People were proud of me for publishing this, then I write this other thing to prove some uniform convergence. I do good things, but I am more proud of this other one, even though this last one blew up.
I am proud of all my papers.
How does a restrictor operator work?
I do something that is very aggressive. It’s this aggressive restriction-coursing operator that really tries to get to the root of things very fast and very quickly. It might look a little scary and it’ll be a little unnerving to certain people in this field, but proves to work extremely well, which I imagined it would be.
It’s like math nitrous oxide to a car in Fast and Furious?
Right. Yeah exactly. Let’s hit that switch and get going.
That’s what’s going on there. Then the uniform convergence involving finite element theory in this proof, which, man, took some work, but I am very proud of it. It’s a nice theoretical result proving uniform convergence of cascadic multigrid methods for these elliptic domains.
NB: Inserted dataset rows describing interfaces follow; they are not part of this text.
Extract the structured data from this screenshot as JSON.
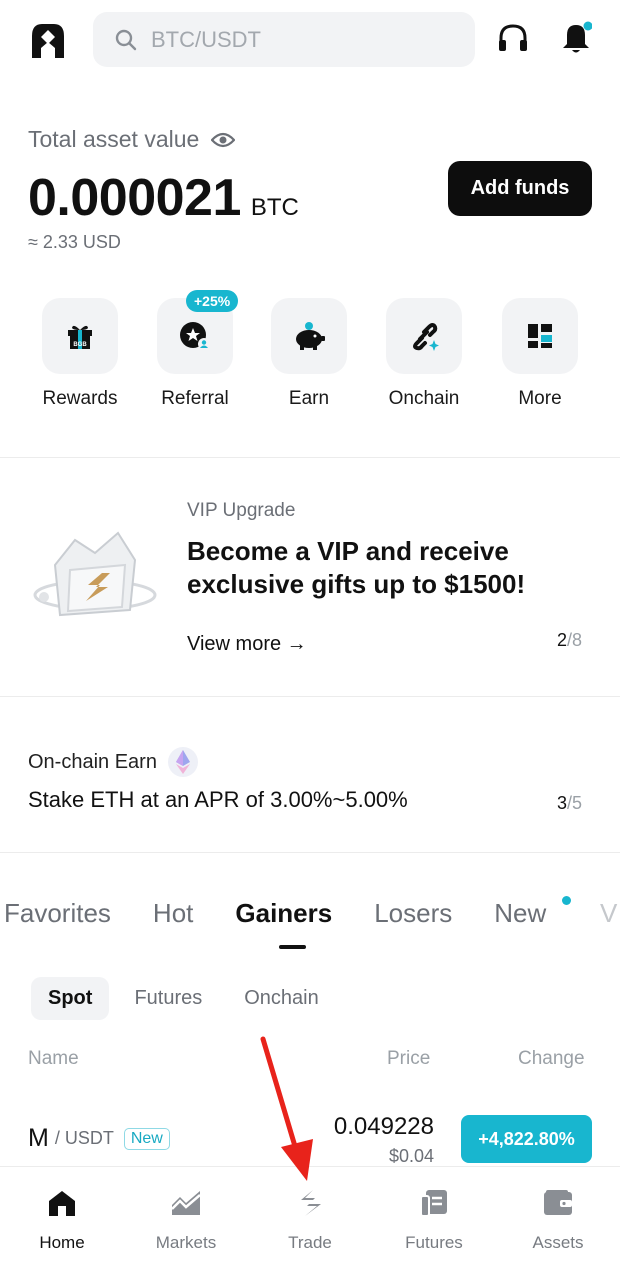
{
  "header": {
    "search_placeholder": "BTC/USDT",
    "icons": [
      "app-logo-icon",
      "search-icon",
      "headset-icon",
      "bell-icon"
    ],
    "notification_dot_color": "#18b6cf"
  },
  "asset": {
    "label": "Total asset value",
    "amount": "0.000021",
    "unit": "BTC",
    "usd": "≈ 2.33 USD",
    "add_funds": "Add funds"
  },
  "quick_actions": [
    {
      "label": "Rewards",
      "icon": "gift-icon"
    },
    {
      "label": "Referral",
      "icon": "referral-icon",
      "badge": "+25%"
    },
    {
      "label": "Earn",
      "icon": "piggy-bank-icon"
    },
    {
      "label": "Onchain",
      "icon": "chain-link-icon"
    },
    {
      "label": "More",
      "icon": "grid-icon"
    }
  ],
  "vip": {
    "label": "VIP Upgrade",
    "title": "Become a VIP and receive exclusive gifts up to $1500!",
    "more": "View more →",
    "page_current": "2",
    "page_total": "/8"
  },
  "onchain": {
    "label": "On-chain Earn",
    "title": "Stake ETH at an APR of 3.00%~5.00%",
    "page_current": "3",
    "page_total": "/5"
  },
  "market": {
    "tabs": [
      "Favorites",
      "Hot",
      "Gainers",
      "Losers",
      "New"
    ],
    "tab_overflow": "V",
    "active_tab": "Gainers",
    "subtabs": [
      "Spot",
      "Futures",
      "Onchain"
    ],
    "columns": {
      "name": "Name",
      "price": "Price",
      "change": "Change"
    },
    "rows": [
      {
        "base": "M",
        "quote": "/ USDT",
        "tag": "New",
        "price": "0.049228",
        "usd": "$0.04",
        "change": "+4,822.80%"
      }
    ],
    "accent": "#18b6cf"
  },
  "bottom_nav": [
    {
      "label": "Home",
      "icon": "home-icon"
    },
    {
      "label": "Markets",
      "icon": "markets-chart-icon"
    },
    {
      "label": "Trade",
      "icon": "trade-icon"
    },
    {
      "label": "Futures",
      "icon": "futures-icon"
    },
    {
      "label": "Assets",
      "icon": "wallet-icon"
    }
  ]
}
It’s for the Laplace equation on certain convex domains, but could easily have been applied to general elliptic operators and the job is like this.
You’re coming close to losing me. I can tell you about some of my Penn State English major theories…
I got you. I’m glad we’re still all here. We’re still on the boat.
You talked to the NSA earlier this summer, right?
It was an honor. I really respect the mathematicians at the NSA. There are lots of academics who do research and do all these things, but these academics at NSA they are working every single day to keep this country safe, which there’s something to be said for that.
Although… the response I received from going there from Twitter is very interesting. TMZ Sports wrote a headline along the lines of “John Urshel Talks To NSA: Helps Homeland Spies.”
I do this thing and it’s great. The NSA deserves some positives. But “homeland spies?” How does TMZ take something so innocent and so just sensationalize it into a story that should be in the National Inquirer?
Going back to football, you got thrown in the discussion on player safety after Chris Borland retired. You received a lot of attention for your Player’s Tribune essay.
My editor at the Player’s Tribune texted me as he does sometimes. He says, “Hey, hey blah, blah, blah, Chris Borland retired. You want to? Do you have any thoughts on this?” And I thought to myself, “You know what Chris Borland is a friend of mine and I respect him so much.” We played each other during those Wisconsin – Penn State game and man — that guy can play. He is the toughest inside linebacker I’ve ever played against.
I thought, “You know what? I will write something.” I write something up and I say, “Yeah, alright let’s post it.” So I sent it to him and I think it’s very much a spur-of-the-moment thing. I think it’s very much not going to be read. I think it’s very much going to be a much smaller story than my mathematical posts. But then they post it and people start going crazy. It was very much on a whim.
You sort of set yourself into the player’s safety conversation, though.
Yes, which I had no intentions of like being fully involved with. It was really just like “yeah I’ll give my two cents on this.”
How do you feel that the game is being dramatically changed because of player safety?
When we’re talking about player safety, there are three ways to go about this. One is safety through equipment. Two is safety through technique. Three is safety through changing like rules and structure of how the game is played. I don’t like three very much. Let’s not turn football into soccer. You know what I mean?
It’s a massive problem right now. From a viewership standpoint, it kind of sucks.
Yeah. Let’s not change football into something it’s not.
Just as an entertainment consumer of the game…
Or as a player who takes pride in how football is played. So let’s not do that. Changing technique, this also kind of changes the game, which sometimes these things change naturally, but let’s not try to force this change. Let’s not all start playing patty-cake out there. And then the main one I see is just better equipment. Better helmets, things such as this and I think this is the best way to go about it.